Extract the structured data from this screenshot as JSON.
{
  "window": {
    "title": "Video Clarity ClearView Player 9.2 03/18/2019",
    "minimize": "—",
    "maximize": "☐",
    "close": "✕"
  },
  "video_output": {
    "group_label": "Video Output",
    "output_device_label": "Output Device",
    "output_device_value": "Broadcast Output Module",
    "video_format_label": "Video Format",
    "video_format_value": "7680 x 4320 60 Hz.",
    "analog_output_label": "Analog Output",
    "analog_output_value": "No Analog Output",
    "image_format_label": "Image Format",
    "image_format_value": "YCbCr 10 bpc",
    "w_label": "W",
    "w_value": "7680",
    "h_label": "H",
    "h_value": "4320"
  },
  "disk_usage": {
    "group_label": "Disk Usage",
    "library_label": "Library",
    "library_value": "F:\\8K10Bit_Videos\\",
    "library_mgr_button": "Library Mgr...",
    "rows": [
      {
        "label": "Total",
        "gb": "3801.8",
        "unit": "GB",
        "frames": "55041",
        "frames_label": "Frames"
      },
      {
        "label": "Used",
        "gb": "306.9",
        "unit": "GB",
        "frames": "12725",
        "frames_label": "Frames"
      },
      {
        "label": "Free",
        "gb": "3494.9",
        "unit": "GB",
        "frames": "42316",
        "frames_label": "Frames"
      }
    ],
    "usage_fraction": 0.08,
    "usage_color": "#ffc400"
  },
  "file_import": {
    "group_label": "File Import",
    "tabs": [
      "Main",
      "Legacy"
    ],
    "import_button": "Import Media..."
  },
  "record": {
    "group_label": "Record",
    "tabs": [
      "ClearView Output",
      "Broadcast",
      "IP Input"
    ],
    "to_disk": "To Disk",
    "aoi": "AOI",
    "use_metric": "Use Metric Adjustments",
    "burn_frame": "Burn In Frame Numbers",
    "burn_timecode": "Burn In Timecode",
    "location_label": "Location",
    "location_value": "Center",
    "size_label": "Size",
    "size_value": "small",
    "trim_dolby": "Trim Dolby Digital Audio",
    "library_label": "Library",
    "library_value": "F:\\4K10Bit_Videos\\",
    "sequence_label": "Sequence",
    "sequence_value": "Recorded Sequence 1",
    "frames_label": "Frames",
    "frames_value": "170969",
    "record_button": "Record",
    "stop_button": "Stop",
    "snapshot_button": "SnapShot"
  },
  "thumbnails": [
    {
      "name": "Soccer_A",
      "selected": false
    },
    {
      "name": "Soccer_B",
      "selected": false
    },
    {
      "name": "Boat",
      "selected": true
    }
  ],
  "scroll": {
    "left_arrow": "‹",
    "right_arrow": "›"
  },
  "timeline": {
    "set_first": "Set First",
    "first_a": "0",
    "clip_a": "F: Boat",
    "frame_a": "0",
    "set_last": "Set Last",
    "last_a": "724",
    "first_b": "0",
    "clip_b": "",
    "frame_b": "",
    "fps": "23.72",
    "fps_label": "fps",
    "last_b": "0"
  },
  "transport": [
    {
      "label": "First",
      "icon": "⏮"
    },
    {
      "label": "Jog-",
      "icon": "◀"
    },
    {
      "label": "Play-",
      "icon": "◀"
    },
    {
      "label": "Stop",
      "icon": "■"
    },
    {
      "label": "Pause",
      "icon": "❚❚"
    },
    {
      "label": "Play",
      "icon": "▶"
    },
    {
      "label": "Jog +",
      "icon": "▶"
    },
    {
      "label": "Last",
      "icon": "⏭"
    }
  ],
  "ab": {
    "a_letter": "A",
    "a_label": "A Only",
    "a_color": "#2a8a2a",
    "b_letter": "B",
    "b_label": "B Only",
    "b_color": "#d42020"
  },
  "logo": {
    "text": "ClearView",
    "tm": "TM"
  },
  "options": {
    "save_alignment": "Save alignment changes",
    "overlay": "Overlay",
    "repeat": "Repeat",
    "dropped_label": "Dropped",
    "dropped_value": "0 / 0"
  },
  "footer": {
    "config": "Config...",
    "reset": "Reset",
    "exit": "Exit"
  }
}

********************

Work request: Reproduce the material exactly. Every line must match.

Completed exercise:
Extract the structured data from this screenshot as JSON.
{
  "window": {
    "title": "Video Clarity ClearView Player 9.2 03/18/2019",
    "minimize": "—",
    "maximize": "☐",
    "close": "✕"
  },
  "video_output": {
    "group_label": "Video Output",
    "output_device_label": "Output Device",
    "output_device_value": "Broadcast Output Module",
    "video_format_label": "Video Format",
    "video_format_value": "7680 x 4320 60 Hz.",
    "analog_output_label": "Analog Output",
    "analog_output_value": "No Analog Output",
    "image_format_label": "Image Format",
    "image_format_value": "YCbCr 10 bpc",
    "w_label": "W",
    "w_value": "7680",
    "h_label": "H",
    "h_value": "4320"
  },
  "disk_usage": {
    "group_label": "Disk Usage",
    "library_label": "Library",
    "library_value": "F:\\8K10Bit_Videos\\",
    "library_mgr_button": "Library Mgr...",
    "rows": [
      {
        "label": "Total",
        "gb": "3801.8",
        "unit": "GB",
        "frames": "55041",
        "frames_label": "Frames"
      },
      {
        "label": "Used",
        "gb": "306.9",
        "unit": "GB",
        "frames": "12725",
        "frames_label": "Frames"
      },
      {
        "label": "Free",
        "gb": "3494.9",
        "unit": "GB",
        "frames": "42316",
        "frames_label": "Frames"
      }
    ],
    "usage_fraction": 0.08,
    "usage_color": "#ffc400"
  },
  "file_import": {
    "group_label": "File Import",
    "tabs": [
      "Main",
      "Legacy"
    ],
    "import_button": "Import Media..."
  },
  "record": {
    "group_label": "Record",
    "tabs": [
      "ClearView Output",
      "Broadcast",
      "IP Input"
    ],
    "to_disk": "To Disk",
    "aoi": "AOI",
    "use_metric": "Use Metric Adjustments",
    "burn_frame": "Burn In Frame Numbers",
    "burn_timecode": "Burn In Timecode",
    "location_label": "Location",
    "location_value": "Center",
    "size_label": "Size",
    "size_value": "small",
    "trim_dolby": "Trim Dolby Digital Audio",
    "library_label": "Library",
    "library_value": "F:\\4K10Bit_Videos\\",
    "sequence_label": "Sequence",
    "sequence_value": "Recorded Sequence 1",
    "frames_label": "Frames",
    "frames_value": "170969",
    "record_button": "Record",
    "stop_button": "Stop",
    "snapshot_button": "SnapShot"
  },
  "thumbnails": [
    {
      "name": "Soccer_A",
      "selected": false
    },
    {
      "name": "Soccer_B",
      "selected": false
    },
    {
      "name": "Boat",
      "selected": true
    }
  ],
  "scroll": {
    "left_arrow": "‹",
    "right_arrow": "›"
  },
  "timeline": {
    "set_first": "Set First",
    "first_a": "0",
    "clip_a": "F: Boat",
    "frame_a": "0",
    "set_last": "Set Last",
    "last_a": "724",
    "first_b": "0",
    "clip_b": "",
    "frame_b": "",
    "fps": "23.72",
    "fps_label": "fps",
    "last_b": "0"
  },
  "transport": [
    {
      "label": "First",
      "icon": "⏮"
    },
    {
      "label": "Jog-",
      "icon": "◀"
    },
    {
      "label": "Play-",
      "icon": "◀"
    },
    {
      "label": "Stop",
      "icon": "■"
    },
    {
      "label": "Pause",
      "icon": "❚❚"
    },
    {
      "label": "Play",
      "icon": "▶"
    },
    {
      "label": "Jog +",
      "icon": "▶"
    },
    {
      "label": "Last",
      "icon": "⏭"
    }
  ],
  "ab": {
    "a_letter": "A",
    "a_label": "A Only",
    "a_color": "#2a8a2a",
    "b_letter": "B",
    "b_label": "B Only",
    "b_color": "#d42020"
  },
  "logo": {
    "text": "ClearView",
    "tm": "TM"
  },
  "options": {
    "save_alignment": "Save alignment changes",
    "overlay": "Overlay",
    "repeat": "Repeat",
    "dropped_label": "Dropped",
    "dropped_value": "0 / 0"
  },
  "footer": {
    "config": "Config...",
    "reset": "Reset",
    "exit": "Exit"
  }
}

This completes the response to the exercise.